"Because there is one bread, we who are many are one body,
for we all partake of the one bread." - 1Corinthians
The sound of something breaking is not typically pleasant.
Rather, it tends to be startling and alarming. Even the
sound of the word "break" and some of its various
synonyms-shatter, split, crack-seem to signal violence and
However, there is one sound of something breaking that brings me
much peace, comfort, joy, and hope on a daily basis. Or, rather,
Someone being broken in a profound, sacrificial, loving,
and life-giving manner. If that seems odd, stay with me… The
fraction rite-during which the celebrant breaks the consecrated
bread while everyone sings the Agnus Dei or "Lamb of God,"
is my favorite part of the Mass, I think. And, since I live in a
monastery with many monks who are also priests, our daily
conventual Mass typically involves at least five people breaking
the consecrated bread on the altar at this same point in the
rite-the celebrant and four concelebrants. In our cavernous church
(especially if the celebrant still has his microphone on), the
effect can be quite striking.
No matter what spiritual, mental, emotional, or physical state
of mind I may be in at that moment, the "snap, crackle, pop" of the
Eucharistic species being broken into as many pieces as necessary
for those in attendance always refocuses me on the paschal mystery
of which I am a part. And thank God for that!
Our Lord and Savior Jesus Christ, who is wholly present in body,
blood, soul, and divinity under the appearance of bread and wine,
lovingly allows himself to be broken, shared, and consumed so that
all may become one through him, with him, and in him. Together,
these broken fragments of Eucharistic bread (not just here, but in
churches throughout the world) constitute one Body, with Christ as
Head. As we partake of them, we are mystically brought together in
the same way as many grains of wheat constitute one loaf of bread
before it is broken and shared.
With this sacrament , Christ becomes fully present to us, with
us, and in us, as he told his disciples at the Last Supper the
night before he died:
While they were eating, Jesus took break, said the blessing,
broke it, and giving it tohis disciples said, "Take and eat; this
is my body." Then he took a cup, gave thanks,and gave it to them,
saying, "Drink from it, all of you, for this is my blood of
thecovenant, which will be shed on behalf of many for the
forgiveness of sins."(Matthew 26:26-28; cf. Mark 14:22-24, Luke
22:17-20, 1Corinthians 11:23-25)
Then, having taken part in this mystery of Christ being broken
and shared for us, we are sent out into the world to
proclaim-to be-Christ by our lives, broken and shared with
others. It is only through Christ that we are gathered together in
this way, as the celebrant prays in Eucharistic Prayer IV of the
Look, O Lord, upon the Sacrifice which you yourself have
provided for your Church,and grant in your loving kindness to all
who partake of this one Bread and oneChalice that, gathered into

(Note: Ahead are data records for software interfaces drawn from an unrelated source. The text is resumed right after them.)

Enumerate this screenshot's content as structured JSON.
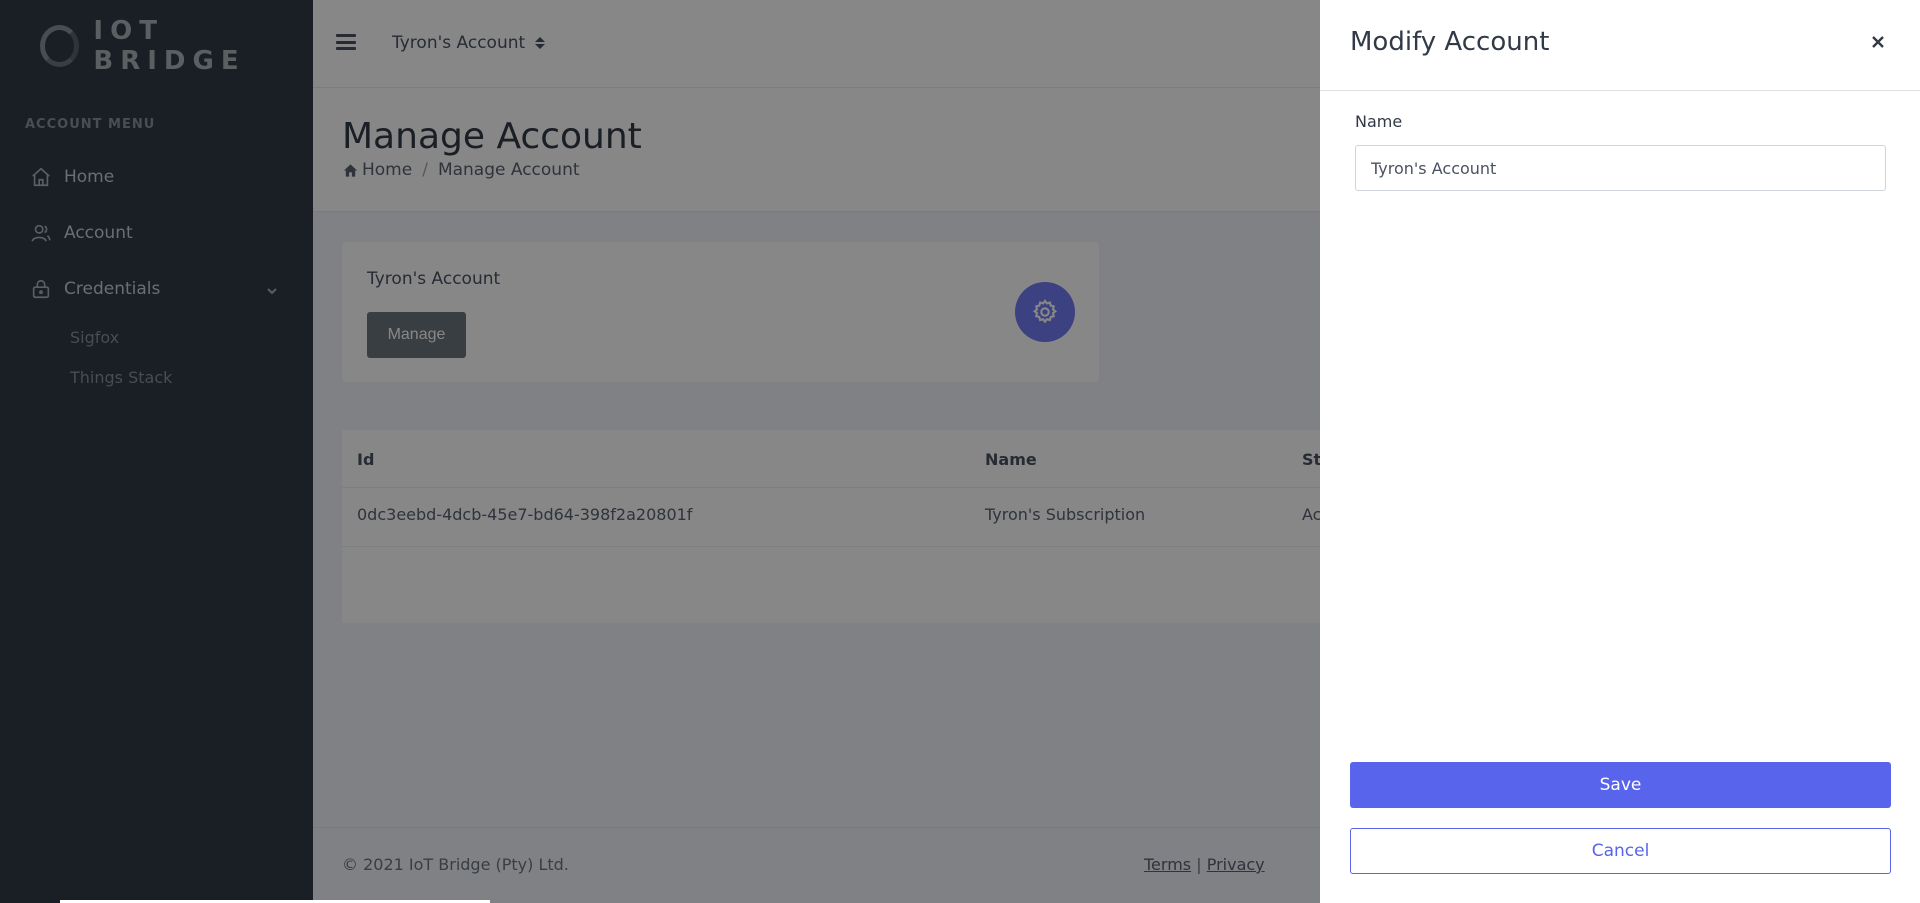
{
  "brand": {
    "name": "IOT BRIDGE"
  },
  "sidebar": {
    "menu_title": "ACCOUNT MENU",
    "items": [
      {
        "label": "Home",
        "icon": "home-icon"
      },
      {
        "label": "Account",
        "icon": "user-icon"
      },
      {
        "label": "Credentials",
        "icon": "lock-icon"
      }
    ],
    "credentials_children": [
      {
        "label": "Sigfox"
      },
      {
        "label": "Things Stack"
      }
    ]
  },
  "topbar": {
    "account_selected": "Tyron's Account"
  },
  "page": {
    "title": "Manage Account",
    "breadcrumb": {
      "home": "Home",
      "current": "Manage Account"
    }
  },
  "account_card": {
    "title": "Tyron's Account",
    "manage_label": "Manage"
  },
  "table": {
    "headers": [
      "Id",
      "Name",
      "St"
    ],
    "rows": [
      [
        "0dc3eebd-4dcb-45e7-bd64-398f2a20801f",
        "Tyron's Subscription",
        "Ac"
      ]
    ]
  },
  "footer": {
    "copyright": "© 2021 IoT Bridge (Pty) Ltd.",
    "terms": "Terms",
    "separator": "|",
    "privacy": "Privacy"
  },
  "modal": {
    "title": "Modify Account",
    "name_label": "Name",
    "name_value": "Tyron's Account",
    "save_label": "Save",
    "cancel_label": "Cancel"
  },
  "colors": {
    "primary": "#5864ec",
    "sidebar": "#313a46",
    "gear_badge": "#727cf5"
  }
}
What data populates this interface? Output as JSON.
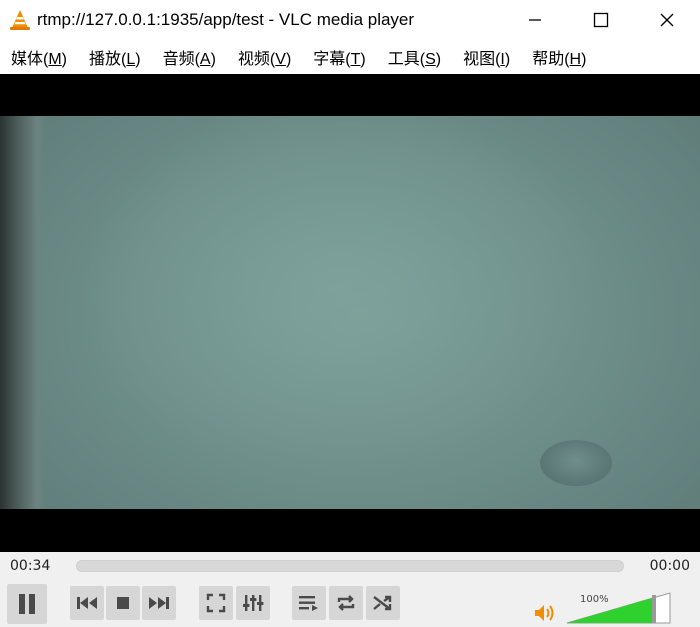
{
  "window": {
    "title": "rtmp://127.0.0.1:1935/app/test - VLC media player",
    "icon": "vlc-cone-icon"
  },
  "menu": {
    "items": [
      {
        "label": "媒体(",
        "key": "M",
        "suffix": ")"
      },
      {
        "label": "播放(",
        "key": "L",
        "suffix": ")"
      },
      {
        "label": "音频(",
        "key": "A",
        "suffix": ")"
      },
      {
        "label": "视频(",
        "key": "V",
        "suffix": ")"
      },
      {
        "label": "字幕(",
        "key": "T",
        "suffix": ")"
      },
      {
        "label": "工具(",
        "key": "S",
        "suffix": ")"
      },
      {
        "label": "视图(",
        "key": "I",
        "suffix": ")"
      },
      {
        "label": "帮助(",
        "key": "H",
        "suffix": ")"
      }
    ]
  },
  "playback": {
    "elapsed": "00:34",
    "total": "00:00",
    "progress": 0
  },
  "volume": {
    "label": "100%",
    "level": 1.0,
    "accent": "#2fd12f"
  },
  "colors": {
    "button_bg": "#d6d6d6",
    "icon": "#4a4a4a"
  }
}
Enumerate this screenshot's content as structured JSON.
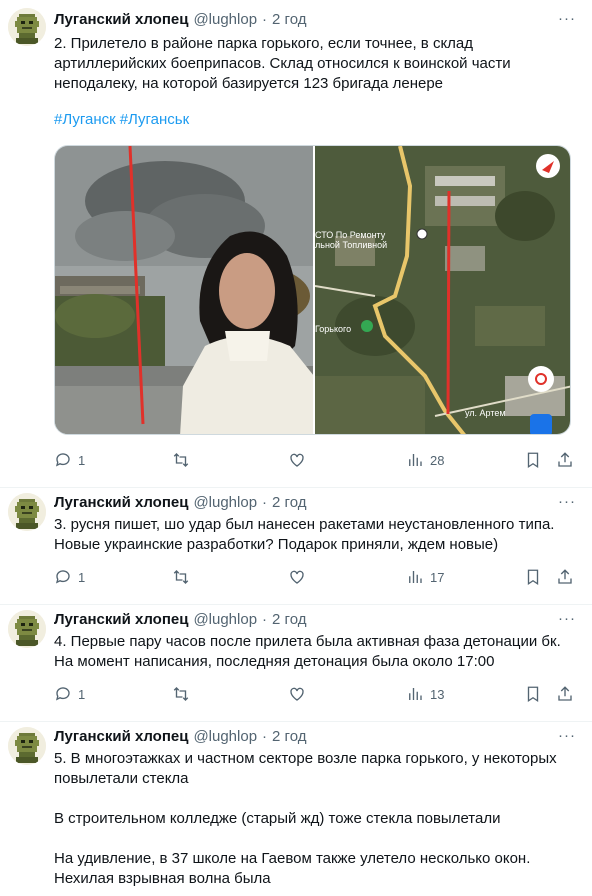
{
  "tweets": [
    {
      "author": "Луганский хлопец",
      "handle": "@lughlop",
      "dot": "·",
      "time": "2 год",
      "text": [
        "2. Прилетело в районе парка горького, если точнее, в склад",
        "артиллерийских боеприпасов. Склад относился к воинской части",
        "неподалеку, на которой базируется 123 бригада ленере"
      ],
      "hashtags": [
        "#Луганск",
        "#Луганськ"
      ],
      "replies": "1",
      "retweets": "",
      "likes": "",
      "views": "28",
      "map_labels": [
        "СТО По Ремонту",
        "льной Топливной",
        "Горького",
        "ул. Артем"
      ]
    },
    {
      "author": "Луганский хлопец",
      "handle": "@lughlop",
      "dot": "·",
      "time": "2 год",
      "text": [
        "3. русня пишет, шо удар был нанесен ракетами неустановленного типа.",
        "Новые украинские разработки? Подарок приняли, ждем новые)"
      ],
      "replies": "1",
      "retweets": "",
      "likes": "",
      "views": "17"
    },
    {
      "author": "Луганский хлопец",
      "handle": "@lughlop",
      "dot": "·",
      "time": "2 год",
      "text": [
        "4. Первые пару часов после прилета была активная фаза детонации бк.",
        "На момент написания, последняя детонация была около 17:00"
      ],
      "replies": "1",
      "retweets": "",
      "likes": "",
      "views": "13"
    },
    {
      "author": "Луганский хлопец",
      "handle": "@lughlop",
      "dot": "·",
      "time": "2 год",
      "text": [
        "5. В многоэтажках и частном секторе возле парка горького, у некоторых",
        "повылетали стекла",
        "",
        "В строительном колледже (старый жд) тоже стекла повылетали",
        "",
        "На удивление, в 37 школе на Гаевом также улетело несколько окон.",
        "Нехилая взрывная волна была"
      ]
    }
  ],
  "more_icon": "···",
  "colors": {
    "text": "#0f1419",
    "secondary": "#536471",
    "link": "#1d9bf0",
    "divider": "#eff3f4"
  }
}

one body by the Holy Spirit, they may truly become aliving
sacrifice in Christ to the praise of your glory.
It gets me every time-that "snap, crackle, pop." With such
evocative imagery (and even sound), we are not only reminded of,
but become one with the paschal mystery of Christ, who
gathers what has been scattered, and restores what is broken by
becoming broken and scattered himself. It's such a beautiful
thing-so beautiful that it can't be fully grasped, only allowed to
sift through the fingertips of our minds like grains of wheat. This
kind of beauty can only be lived through praise.
So, let us pray in the ancient words of the Didache
(The Teaching of the Twelve Apostles, from the first or
Father, even as this broken bread was scattered over the hills,
and was gathered together and became one, so let your church be
gathered together from the ends of the earth into your kingdom. To
you is the glory and the power through Jesus Christ forever
Snap. Crackle. Pop.
"Unless a grain of wheat falls
into the earth and dies,it remains just a single grain; but if it
dies, it bears much fruit." - John 12:24
Originally published on Br.
Francis Wagner's blog, The
Path of Life